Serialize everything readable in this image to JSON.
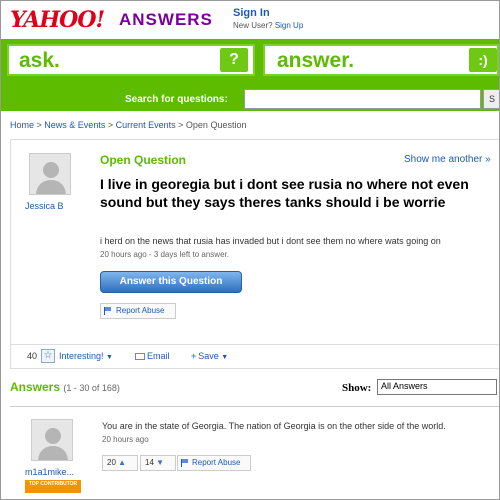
{
  "header": {
    "logo": "YAHOO!",
    "logo_suffix": "ANSWERS",
    "sign_in": "Sign In",
    "new_user_prefix": "New User?",
    "sign_up": "Sign Up"
  },
  "banner": {
    "ask_label": "ask.",
    "ask_icon": "?",
    "answer_label": "answer.",
    "answer_icon": ":)",
    "search_label": "Search for questions:",
    "search_value": "",
    "search_button": "S"
  },
  "breadcrumb": {
    "items": [
      "Home",
      "News & Events",
      "Current Events",
      "Open Question"
    ]
  },
  "question": {
    "user": "Jessica B",
    "status": "Open Question",
    "show_another": "Show me another »",
    "title": "I live in georegia but i dont see rusia no where not even sound but they says theres tanks should i be worrie",
    "detail": "i herd on the news that rusia has invaded but i dont see them no where wats going on",
    "time": "20 hours ago - 3 days left to answer.",
    "answer_button": "Answer this Question",
    "report_abuse": "Report Abuse",
    "interesting_count": "40",
    "interesting_label": "Interesting!",
    "email_label": "Email",
    "save_label": "Save"
  },
  "answers": {
    "heading": "Answers",
    "range": "(1 - 30 of 168)",
    "show_label": "Show:",
    "show_value": "All Answers",
    "items": [
      {
        "user": "m1a1mike...",
        "badge": "TOP CONTRIBUTOR",
        "text": "You are in the state of Georgia. The nation of Georgia is on the other side of the world.",
        "time": "20 hours ago",
        "thumbs_up": "20",
        "thumbs_down": "14",
        "report_abuse": "Report Abuse"
      }
    ]
  },
  "colors": {
    "brand_green": "#5dbb00",
    "link_blue": "#1d5ab4",
    "yahoo_red": "#e0001b",
    "answers_purple": "#7b0099",
    "badge_orange": "#f29400"
  }
}
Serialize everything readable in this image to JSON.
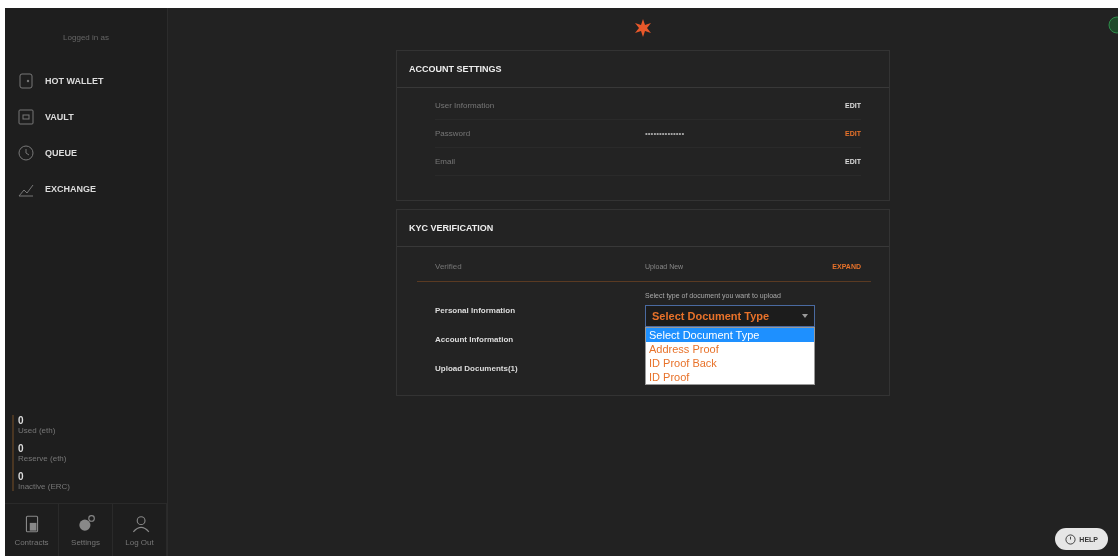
{
  "sidebar": {
    "user_label": "Logged in as",
    "nav": [
      {
        "label": "HOT WALLET"
      },
      {
        "label": "VAULT"
      },
      {
        "label": "QUEUE"
      },
      {
        "label": "EXCHANGE"
      }
    ],
    "stats": [
      {
        "value": "0",
        "label": "Used (eth)"
      },
      {
        "value": "0",
        "label": "Reserve (eth)"
      },
      {
        "value": "0",
        "label": "Inactive (ERC)"
      }
    ],
    "buttons": [
      {
        "label": "Contracts"
      },
      {
        "label": "Settings"
      },
      {
        "label": "Log Out"
      }
    ]
  },
  "account_settings": {
    "title": "ACCOUNT SETTINGS",
    "rows": [
      {
        "label": "User Information",
        "action": "EDIT",
        "highlighted": false
      },
      {
        "label": "Password",
        "value": "••••••••••••••",
        "action": "EDIT",
        "highlighted": true
      },
      {
        "label": "Email",
        "action": "EDIT",
        "highlighted": false
      }
    ]
  },
  "kyc": {
    "title": "KYC VERIFICATION",
    "status": "Verified",
    "link": "Upload New",
    "action": "EXPAND",
    "steps": [
      "Personal Information",
      "Account Information",
      "Upload Documents(1)"
    ],
    "hint": "Select type of document you want to upload",
    "select": {
      "value": "Select Document Type",
      "open": true,
      "options": [
        {
          "label": "Select Document Type",
          "selected": true
        },
        {
          "label": "Address Proof",
          "selected": false
        },
        {
          "label": "ID Proof Back",
          "selected": false
        },
        {
          "label": "ID Proof",
          "selected": false
        }
      ]
    }
  },
  "help": "HELP"
}
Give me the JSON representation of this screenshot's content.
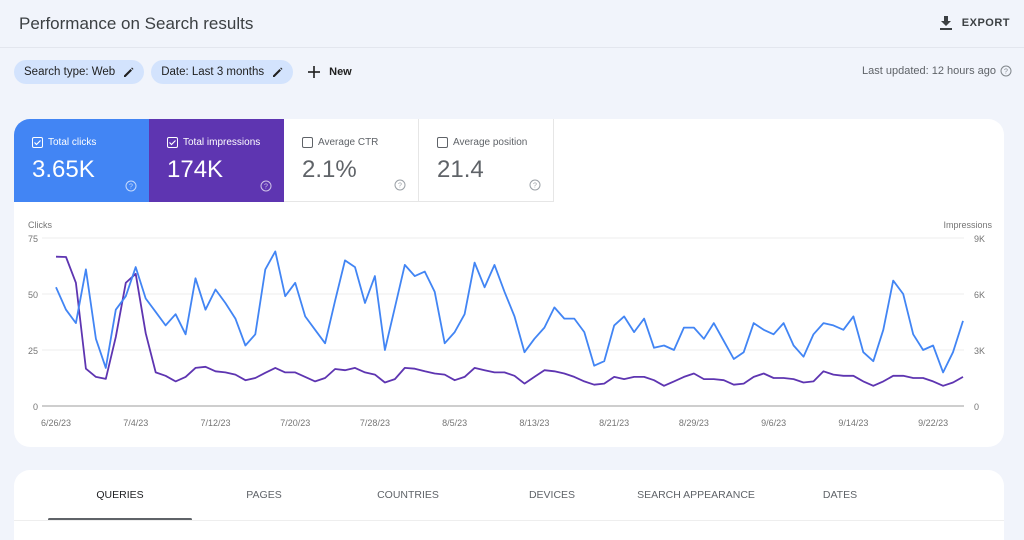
{
  "header": {
    "title": "Performance on Search results",
    "export_label": "EXPORT"
  },
  "filters": {
    "chips": [
      {
        "label": "Search type: Web"
      },
      {
        "label": "Date: Last 3 months"
      }
    ],
    "new_label": "New",
    "last_updated": "Last updated: 12 hours ago"
  },
  "metrics": [
    {
      "label": "Total clicks",
      "value": "3.65K",
      "checked": true,
      "color": "#4285f4"
    },
    {
      "label": "Total impressions",
      "value": "174K",
      "checked": true,
      "color": "#5e35b1"
    },
    {
      "label": "Average CTR",
      "value": "2.1%",
      "checked": false
    },
    {
      "label": "Average position",
      "value": "21.4",
      "checked": false
    }
  ],
  "chart_data": {
    "type": "line",
    "left_axis": {
      "label": "Clicks",
      "ticks": [
        "0",
        "25",
        "50",
        "75"
      ],
      "range": [
        0,
        75
      ]
    },
    "right_axis": {
      "label": "Impressions",
      "ticks": [
        "0",
        "3K",
        "6K",
        "9K"
      ],
      "range": [
        0,
        9000
      ]
    },
    "x_ticks": [
      "6/26/23",
      "7/4/23",
      "7/12/23",
      "7/20/23",
      "7/28/23",
      "8/5/23",
      "8/13/23",
      "8/21/23",
      "8/29/23",
      "9/6/23",
      "9/14/23",
      "9/22/23"
    ],
    "x_start": "6/26/23",
    "grid": true,
    "series": [
      {
        "name": "Total clicks",
        "axis": "left",
        "color": "#4285f4",
        "values": [
          53,
          43,
          37,
          61,
          30,
          17,
          43,
          49,
          62,
          48,
          42,
          36,
          41,
          32,
          57,
          43,
          52,
          46,
          39,
          27,
          32,
          61,
          69,
          49,
          55,
          40,
          34,
          28,
          47,
          65,
          62,
          46,
          58,
          25,
          44,
          63,
          58,
          60,
          51,
          28,
          33,
          41,
          64,
          53,
          63,
          51,
          40,
          24,
          30,
          35,
          44,
          39,
          39,
          33,
          18,
          20,
          36,
          40,
          33,
          39,
          26,
          27,
          25,
          35,
          35,
          30,
          37,
          29,
          21,
          24,
          37,
          34,
          32,
          37,
          27,
          22,
          32,
          37,
          36,
          34,
          40,
          24,
          20,
          34,
          56,
          50,
          32,
          25,
          27,
          15,
          24,
          38
        ]
      },
      {
        "name": "Total impressions",
        "axis": "right",
        "color": "#5e35b1",
        "values": [
          8000,
          7980,
          6600,
          2000,
          1560,
          1450,
          3700,
          6600,
          7080,
          3900,
          1800,
          1620,
          1320,
          1560,
          2040,
          2100,
          1860,
          1800,
          1680,
          1380,
          1500,
          1780,
          2040,
          1800,
          1800,
          1560,
          1320,
          1500,
          1980,
          1920,
          2040,
          1800,
          1680,
          1260,
          1440,
          2040,
          2000,
          1860,
          1740,
          1680,
          1380,
          1560,
          2040,
          1920,
          1800,
          1800,
          1620,
          1200,
          1560,
          1920,
          1860,
          1740,
          1560,
          1320,
          1140,
          1200,
          1560,
          1440,
          1560,
          1560,
          1380,
          1080,
          1320,
          1560,
          1740,
          1440,
          1440,
          1380,
          1140,
          1200,
          1560,
          1740,
          1500,
          1500,
          1440,
          1260,
          1320,
          1860,
          1680,
          1620,
          1620,
          1320,
          1080,
          1320,
          1620,
          1620,
          1500,
          1500,
          1320,
          1080,
          1260,
          1560
        ]
      }
    ]
  },
  "tabs": [
    {
      "label": "QUERIES",
      "active": true
    },
    {
      "label": "PAGES"
    },
    {
      "label": "COUNTRIES"
    },
    {
      "label": "DEVICES"
    },
    {
      "label": "SEARCH APPEARANCE"
    },
    {
      "label": "DATES"
    }
  ]
}
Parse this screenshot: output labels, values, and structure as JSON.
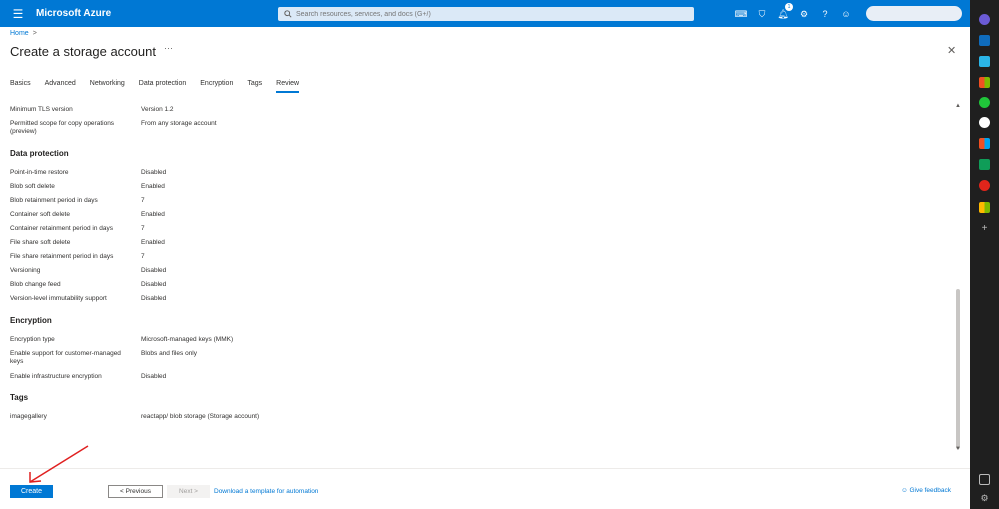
{
  "topbar": {
    "brand": "Microsoft Azure",
    "search_placeholder": "Search resources, services, and docs (G+/)",
    "notification_count": "1"
  },
  "breadcrumb": {
    "home": "Home",
    "separator": ">"
  },
  "page": {
    "title": "Create a storage account",
    "more": "···",
    "close": "✕"
  },
  "tabs": [
    {
      "label": "Basics"
    },
    {
      "label": "Advanced"
    },
    {
      "label": "Networking"
    },
    {
      "label": "Data protection"
    },
    {
      "label": "Encryption"
    },
    {
      "label": "Tags"
    },
    {
      "label": "Review",
      "active": true
    }
  ],
  "review": {
    "top_rows": [
      {
        "label": "Minimum TLS version",
        "value": "Version 1.2"
      },
      {
        "label": "Permitted scope for copy operations (preview)",
        "value": "From any storage account"
      }
    ],
    "data_protection": {
      "heading": "Data protection",
      "rows": [
        {
          "label": "Point-in-time restore",
          "value": "Disabled"
        },
        {
          "label": "Blob soft delete",
          "value": "Enabled"
        },
        {
          "label": "Blob retainment period in days",
          "value": "7"
        },
        {
          "label": "Container soft delete",
          "value": "Enabled"
        },
        {
          "label": "Container retainment period in days",
          "value": "7"
        },
        {
          "label": "File share soft delete",
          "value": "Enabled"
        },
        {
          "label": "File share retainment period in days",
          "value": "7"
        },
        {
          "label": "Versioning",
          "value": "Disabled"
        },
        {
          "label": "Blob change feed",
          "value": "Disabled"
        },
        {
          "label": "Version-level immutability support",
          "value": "Disabled"
        }
      ]
    },
    "encryption": {
      "heading": "Encryption",
      "rows": [
        {
          "label": "Encryption type",
          "value": "Microsoft-managed keys (MMK)"
        },
        {
          "label": "Enable support for customer-managed keys",
          "value": "Blobs and files only"
        },
        {
          "label": "Enable infrastructure encryption",
          "value": "Disabled"
        }
      ]
    },
    "tags": {
      "heading": "Tags",
      "rows": [
        {
          "label": "imagegallery",
          "value": "reactapp/ blob storage (Storage account)"
        }
      ]
    }
  },
  "footer": {
    "create": "Create",
    "previous": "< Previous",
    "next": "Next >",
    "template_link": "Download a template for automation",
    "feedback": "Give feedback"
  },
  "colors": {
    "accent": "#0078d4",
    "annotation_arrow": "#e02020"
  }
}
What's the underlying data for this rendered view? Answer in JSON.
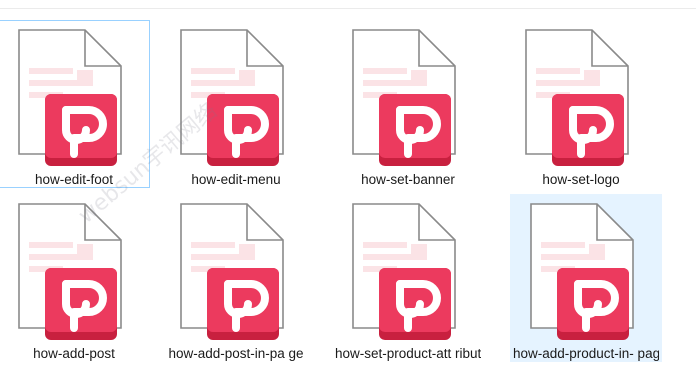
{
  "files": [
    {
      "name": "how-edit-foot",
      "icon": "pdf-file-icon"
    },
    {
      "name": "how-edit-menu",
      "icon": "pdf-file-icon"
    },
    {
      "name": "how-set-banner",
      "icon": "pdf-file-icon"
    },
    {
      "name": "how-set-logo",
      "icon": "pdf-file-icon"
    },
    {
      "name": "how-add-post",
      "icon": "pdf-file-icon"
    },
    {
      "name": "how-add-post-in-pa ge",
      "icon": "pdf-file-icon"
    },
    {
      "name": "how-set-product-att ribute",
      "icon": "pdf-file-icon"
    },
    {
      "name": "how-add-product-in- page",
      "icon": "pdf-file-icon"
    }
  ],
  "watermark": "websun宇讯网络",
  "colors": {
    "badge": "#e8335a",
    "badge_shadow": "#c8203f",
    "selection": "#e5f3ff",
    "focus_border": "#99d1ff"
  }
}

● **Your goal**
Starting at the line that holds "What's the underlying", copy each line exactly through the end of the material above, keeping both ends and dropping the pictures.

● **Solution to this task**
What's the underlying data for this rendered view? Answer in JSON.
{
  "files": [
    {
      "name": "how-edit-foot",
      "icon": "pdf-file-icon"
    },
    {
      "name": "how-edit-menu",
      "icon": "pdf-file-icon"
    },
    {
      "name": "how-set-banner",
      "icon": "pdf-file-icon"
    },
    {
      "name": "how-set-logo",
      "icon": "pdf-file-icon"
    },
    {
      "name": "how-add-post",
      "icon": "pdf-file-icon"
    },
    {
      "name": "how-add-post-in-pa ge",
      "icon": "pdf-file-icon"
    },
    {
      "name": "how-set-product-att ribute",
      "icon": "pdf-file-icon"
    },
    {
      "name": "how-add-product-in- page",
      "icon": "pdf-file-icon"
    }
  ],
  "watermark": "websun宇讯网络",
  "colors": {
    "badge": "#e8335a",
    "badge_shadow": "#c8203f",
    "selection": "#e5f3ff",
    "focus_border": "#99d1ff"
  }
}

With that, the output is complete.